* [What to produce]:
Every line holding "Windows" should be copied from the records below.

* [Records to use]:

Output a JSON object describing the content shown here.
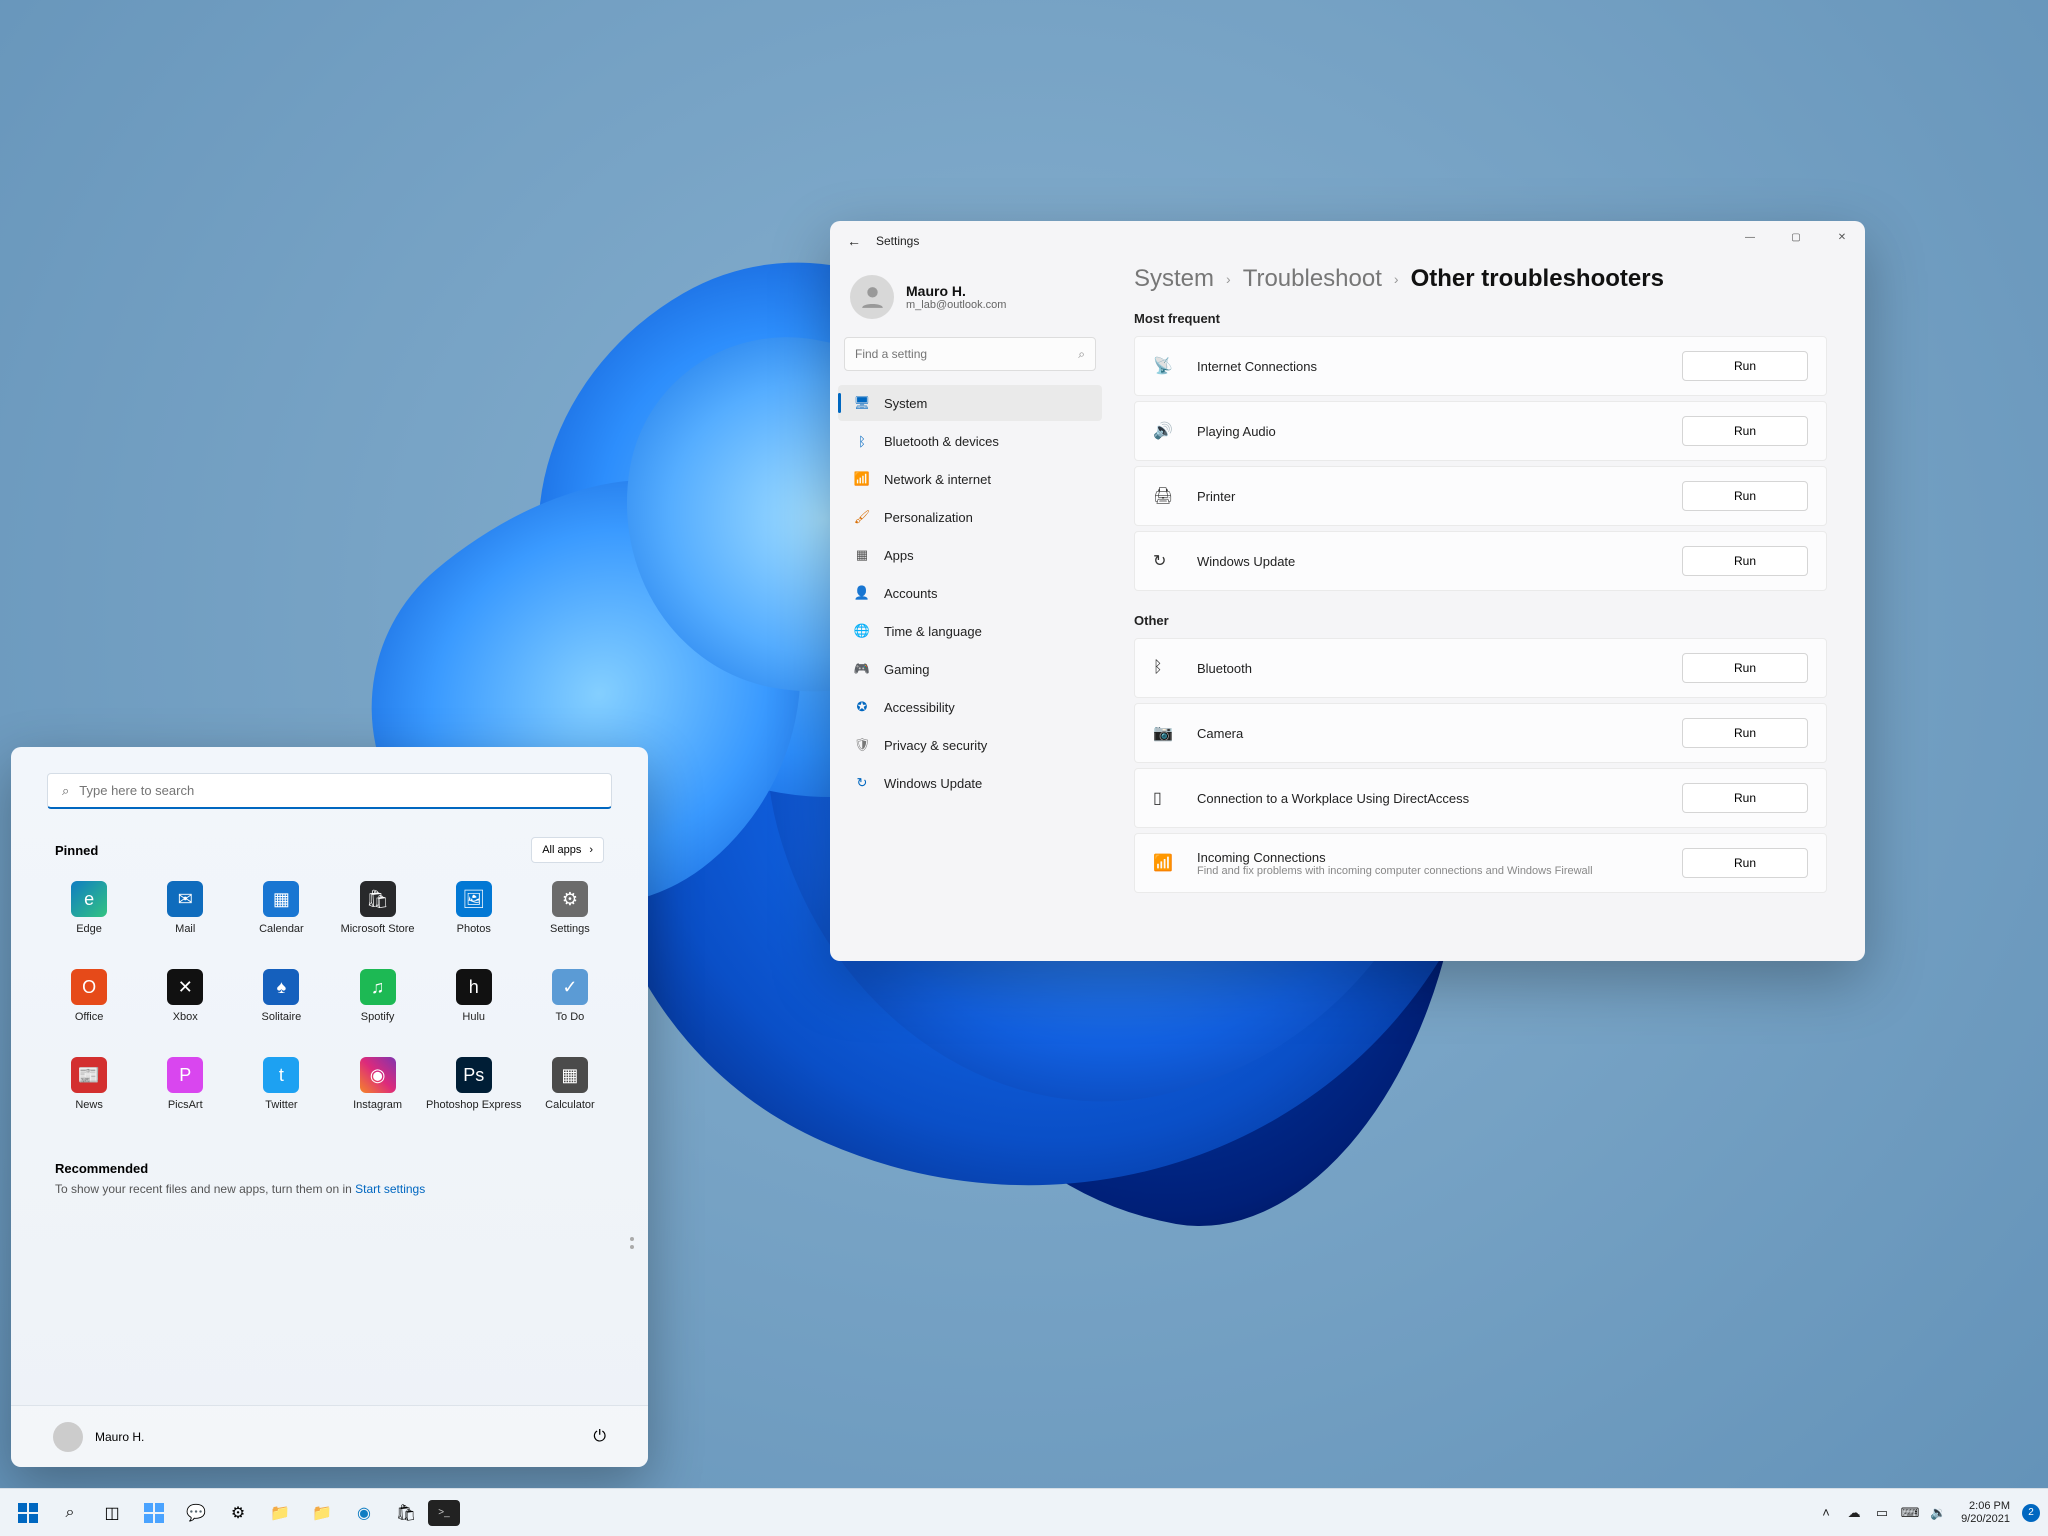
{
  "settings": {
    "title": "Settings",
    "user": {
      "name": "Mauro H.",
      "email": "m_lab@outlook.com"
    },
    "search_placeholder": "Find a setting",
    "nav": [
      {
        "label": "System",
        "icon": "🖥",
        "active": true,
        "color": "#0067c0"
      },
      {
        "label": "Bluetooth & devices",
        "icon": "ᛒ",
        "color": "#0067c0"
      },
      {
        "label": "Network & internet",
        "icon": "📶",
        "color": "#0099e5"
      },
      {
        "label": "Personalization",
        "icon": "🖌",
        "color": "#d86c00"
      },
      {
        "label": "Apps",
        "icon": "▦",
        "color": "#555"
      },
      {
        "label": "Accounts",
        "icon": "👤",
        "color": "#00a2b4"
      },
      {
        "label": "Time & language",
        "icon": "🌐",
        "color": "#555"
      },
      {
        "label": "Gaming",
        "icon": "🎮",
        "color": "#666"
      },
      {
        "label": "Accessibility",
        "icon": "✪",
        "color": "#0067c0"
      },
      {
        "label": "Privacy & security",
        "icon": "🛡",
        "color": "#777"
      },
      {
        "label": "Windows Update",
        "icon": "↻",
        "color": "#0067c0"
      }
    ],
    "breadcrumb": {
      "a": "System",
      "b": "Troubleshoot",
      "c": "Other troubleshooters"
    },
    "sections": {
      "most_frequent": {
        "title": "Most frequent",
        "items": [
          {
            "icon": "📡",
            "label": "Internet Connections",
            "run": "Run"
          },
          {
            "icon": "🔊",
            "label": "Playing Audio",
            "run": "Run"
          },
          {
            "icon": "🖨",
            "label": "Printer",
            "run": "Run"
          },
          {
            "icon": "↻",
            "label": "Windows Update",
            "run": "Run"
          }
        ]
      },
      "other": {
        "title": "Other",
        "items": [
          {
            "icon": "ᛒ",
            "label": "Bluetooth",
            "run": "Run"
          },
          {
            "icon": "📷",
            "label": "Camera",
            "run": "Run"
          },
          {
            "icon": "▯",
            "label": "Connection to a Workplace Using DirectAccess",
            "run": "Run"
          },
          {
            "icon": "📶",
            "label": "Incoming Connections",
            "sub": "Find and fix problems with incoming computer connections and Windows Firewall",
            "run": "Run"
          }
        ]
      }
    }
  },
  "start": {
    "search_placeholder": "Type here to search",
    "pinned_title": "Pinned",
    "all_apps": "All apps",
    "pinned": [
      {
        "label": "Edge",
        "bg": "linear-gradient(135deg,#0f7dc2,#33c481)",
        "glyph": "e"
      },
      {
        "label": "Mail",
        "bg": "#0f6cbd",
        "glyph": "✉"
      },
      {
        "label": "Calendar",
        "bg": "#1976d2",
        "glyph": "▦"
      },
      {
        "label": "Microsoft Store",
        "bg": "#28292b",
        "glyph": "🛍"
      },
      {
        "label": "Photos",
        "bg": "#0278d4",
        "glyph": "🖼"
      },
      {
        "label": "Settings",
        "bg": "#6b6b6b",
        "glyph": "⚙"
      },
      {
        "label": "Office",
        "bg": "#e64a19",
        "glyph": "O"
      },
      {
        "label": "Xbox",
        "bg": "#111",
        "glyph": "✕"
      },
      {
        "label": "Solitaire",
        "bg": "#1560bd",
        "glyph": "♠"
      },
      {
        "label": "Spotify",
        "bg": "#1db954",
        "glyph": "♫"
      },
      {
        "label": "Hulu",
        "bg": "#111",
        "glyph": "h"
      },
      {
        "label": "To Do",
        "bg": "#5b9bd5",
        "glyph": "✓"
      },
      {
        "label": "News",
        "bg": "#d32f2f",
        "glyph": "📰"
      },
      {
        "label": "PicsArt",
        "bg": "#d946ef",
        "glyph": "P"
      },
      {
        "label": "Twitter",
        "bg": "#1da1f2",
        "glyph": "t"
      },
      {
        "label": "Instagram",
        "bg": "linear-gradient(45deg,#f58529,#dd2a7b,#8134af)",
        "glyph": "◉"
      },
      {
        "label": "Photoshop Express",
        "bg": "#001e36",
        "glyph": "Ps"
      },
      {
        "label": "Calculator",
        "bg": "#4b4b4b",
        "glyph": "▦"
      }
    ],
    "recommended_title": "Recommended",
    "recommended_text": "To show your recent files and new apps, turn them on in ",
    "recommended_link": "Start settings",
    "user": "Mauro H."
  },
  "taskbar": {
    "tray": {
      "time": "2:06 PM",
      "date": "9/20/2021",
      "notif_count": "2"
    }
  }
}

* [Solution below]:
        "label": "Windows Update",
            "label": "Windows Update",
            "sub": "Find and fix problems with incoming computer connections and Windows Firewall",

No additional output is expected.